● YOUR ASSIGNMENT:
The records that follow are to be repeated exactly, with the pictures removed.

● TASK DATA:

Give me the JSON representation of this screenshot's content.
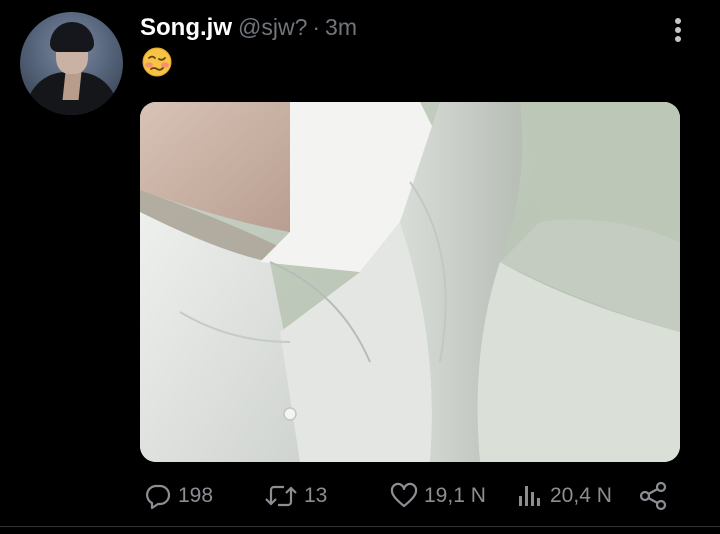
{
  "tweet": {
    "author_name": "Song.jw",
    "author_handle": "@sjw?",
    "separator": "·",
    "time": "3m",
    "emoji": "woozy-face"
  },
  "actions": {
    "replies": "198",
    "retweets": "13",
    "likes": "19,1 N",
    "views": "20,4 N"
  },
  "icons": [
    "more-vertical-icon",
    "reply-icon",
    "retweet-icon",
    "like-icon",
    "views-icon",
    "share-icon"
  ],
  "colors": {
    "background": "#000000",
    "name": "#ffffff",
    "secondary_text": "#71767b",
    "action_text": "#8b8f94"
  }
}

● REPLY:
Give me the JSON representation of this screenshot's content.
{
  "tweet": {
    "author_name": "Song.jw",
    "author_handle": "@sjw?",
    "separator": "·",
    "time": "3m",
    "emoji": "woozy-face"
  },
  "actions": {
    "replies": "198",
    "retweets": "13",
    "likes": "19,1 N",
    "views": "20,4 N"
  },
  "icons": [
    "more-vertical-icon",
    "reply-icon",
    "retweet-icon",
    "like-icon",
    "views-icon",
    "share-icon"
  ],
  "colors": {
    "background": "#000000",
    "name": "#ffffff",
    "secondary_text": "#71767b",
    "action_text": "#8b8f94"
  }
}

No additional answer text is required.